We visited more outstations, including Soapy Bore, Three Bore, and Mosquito Bore. Some of the roads appeared more like walking tracks, but they proved to be valuable shortcuts and a brilliant opportunity to see more of the vibrant red earth and vegetation; soft long grasses, scrubby bushes and areas that were charred black from a recent burn off.
We then passed through the great Sandover River. While it was dry when we visited I was surprised just how large the river bed was. This is a major feature in the landscape, with large old white gum trees lining the river as far as the eye can see. It made complete sense why the bend in the great Sandover River is a frequent motif and Barbara Weir’s art.
We then continued to what remained of the old Utopia Station. Barbara pointed out old foundations of what once was the old homestead. The metal frame of a shed, a water tower and the old windmill appear to be the only items that have withstood the test of time.
It felt like a place that held a lot of childhood memories and nostalgia for Barbara, but also the place where her life dramatically changed forever.
Being of mixed heritage Barbara was hidden from welfare patrol at a young age by her family, including her Aunty, the late Emily Kame Kngwarreye.
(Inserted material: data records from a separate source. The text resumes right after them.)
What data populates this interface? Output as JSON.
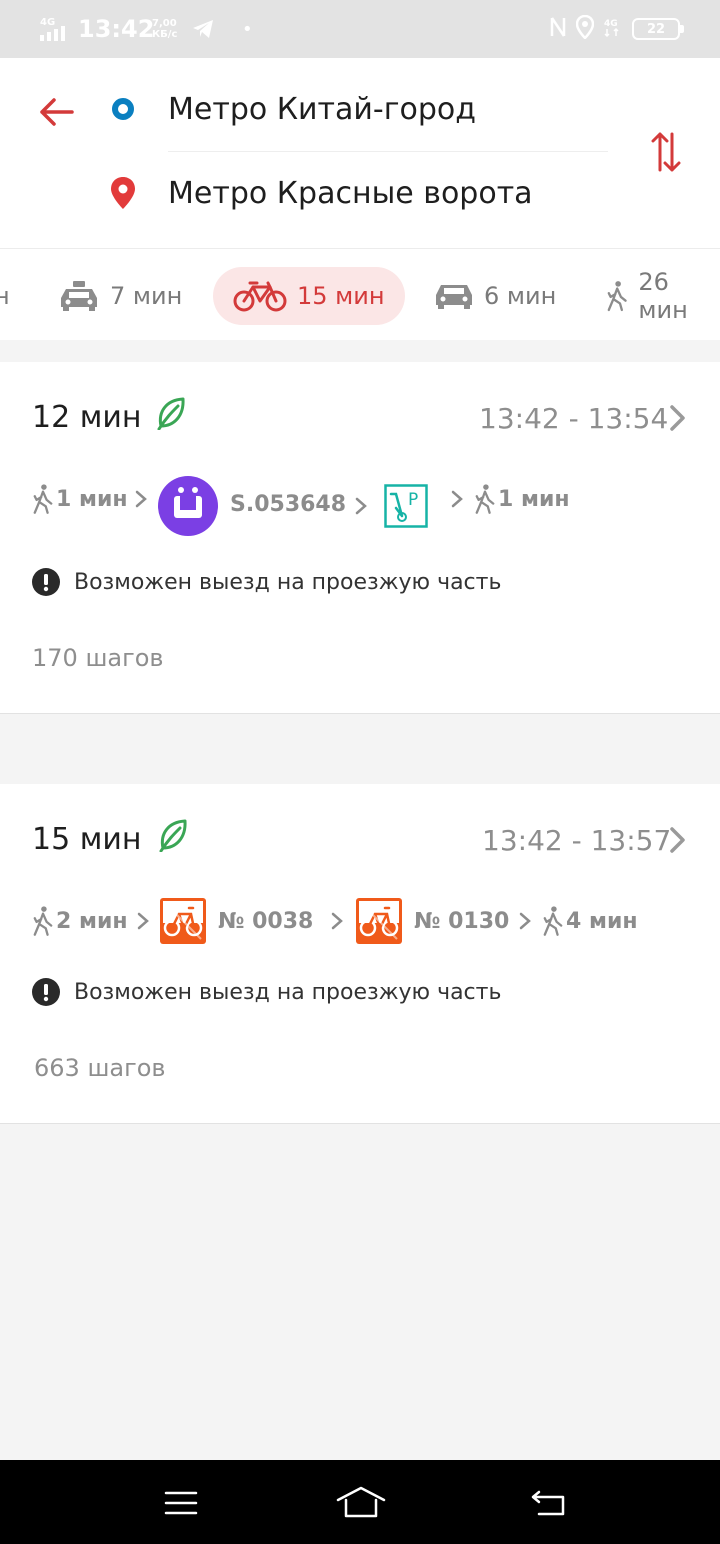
{
  "status_bar": {
    "network": "4G",
    "time": "13:42",
    "speed_value": "7,00",
    "speed_unit": "КБ/с",
    "battery": "22"
  },
  "route": {
    "from": "Метро Китай-город",
    "to": "Метро Красные ворота"
  },
  "modes": [
    {
      "icon": "transit-icon",
      "label": "н"
    },
    {
      "icon": "taxi-icon",
      "label": "7 мин"
    },
    {
      "icon": "bike-icon",
      "label": "15 мин",
      "active": true
    },
    {
      "icon": "car-icon",
      "label": "6 мин"
    },
    {
      "icon": "walk-icon",
      "label": "26 мин"
    }
  ],
  "results": [
    {
      "duration": "12 мин",
      "time_range": "13:42 - 13:54",
      "segments": {
        "walk1": "1 мин",
        "vehicle": "S.053648",
        "walk2": "1 мин"
      },
      "warning": "Возможен выезд на проезжую часть",
      "steps": "170 шагов"
    },
    {
      "duration": "15 мин",
      "time_range": "13:42 - 13:57",
      "segments": {
        "walk1": "2 мин",
        "bike1": "№ 0038",
        "bike2": "№ 0130",
        "walk2": "4 мин"
      },
      "warning": "Возможен выезд на проезжую часть",
      "steps": "663 шагов"
    }
  ],
  "colors": {
    "accent": "#d33a3a",
    "metro_blue": "#0a7fc0",
    "eco_green": "#3aa655",
    "kicksharing_purple": "#7b3fe4",
    "parking_teal": "#16b3a6",
    "bikeshare_orange": "#f05a1a"
  }
}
Barbara has fond childhood memories living at Utopia with her large extended family, and in some of her works today she will depict the caves where she would collect water with her coolamon. As we passed through the Sandover River, Barbara also showed us the bushy scrub next to many of the great gum trees that lined the river, which made for good hiding spots as a child.
Her idyllic childhood was disrupted when at the age of ten Barbara was suddenly taken from her family by welfare from Utopia Homestead, as she was collecting water. She is one of the people known as the "stolen generation". Barbara was taken to Alice Springs, but because she kept speaking her Anmatyerre and Alyawarre tongue, was moved further away to children's homes and foster families around Australia, eventually ending up in Darwin. Though she lost contact with her family, she was determined to return to them, never forgetting that 'Atnwengerrp' was the Anmatyerre word for her home.
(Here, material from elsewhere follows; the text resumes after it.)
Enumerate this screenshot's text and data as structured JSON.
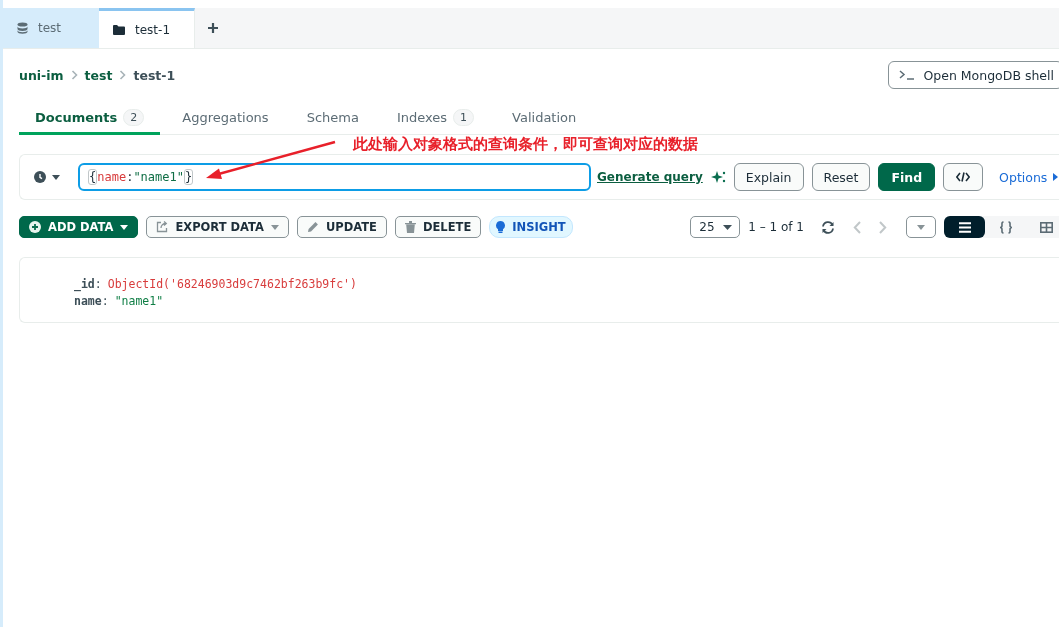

As Barbara and her children stand on country today, speaking language with an intimate knowledge of culture, country and law – it is true testament to Barbara’s strength and resilience.
As the light started to shift to the soft afternoon sun, we knew we were fast running out of time if we wanted to reach the bitumen before dark. The Sandover Highway put on a spectacular show for us, which made it hard not to pull over for a few more photos – the light perfectly hitting the red earth, the rock formations, and even animal tracks in the sand.
This land is alive and full of features in the landscape - quite different to the story painted by Google Maps when you search this region of Australia (a vast expanse of nothing appears!). While it would be brilliant for Google street view to capture the Sandover Highway – I don’t think their equipment could take the battering of the corrugated road or the dust whipped up on the road. By the end of the day I think all of our bodies were weary from the relentless rattling and shaking of the troopie.
As we turned off the Sandover back on to the highway, we were greeted with large clouds forming in the distance, and shortly after, a spectacular lightning show. We rolled the windows down and soaked in the smell of the rain hitting the hot earth.
We left Alice Springs in the dark hours of the morning, and we got back late in the evening. There was a stillness in the air again, and the streets were glistening from the storm that had passed through earlier in the evening. Our bodies were tired, but for the KOG Crew who had never visited Utopia before, our minds were invigorated by the amazing people and country we had the pleasure and privilege of visiting that day.
I hope this blog has been a glimpse into a day that none of us will forget. Our sincerest thanks to KOG’s Director, Geoff Henderson, for this brilliant opportunity and our most heartfelt gratitude to the incredible Barbara Weir.
Video: A Day in Utopia with Barbara Weir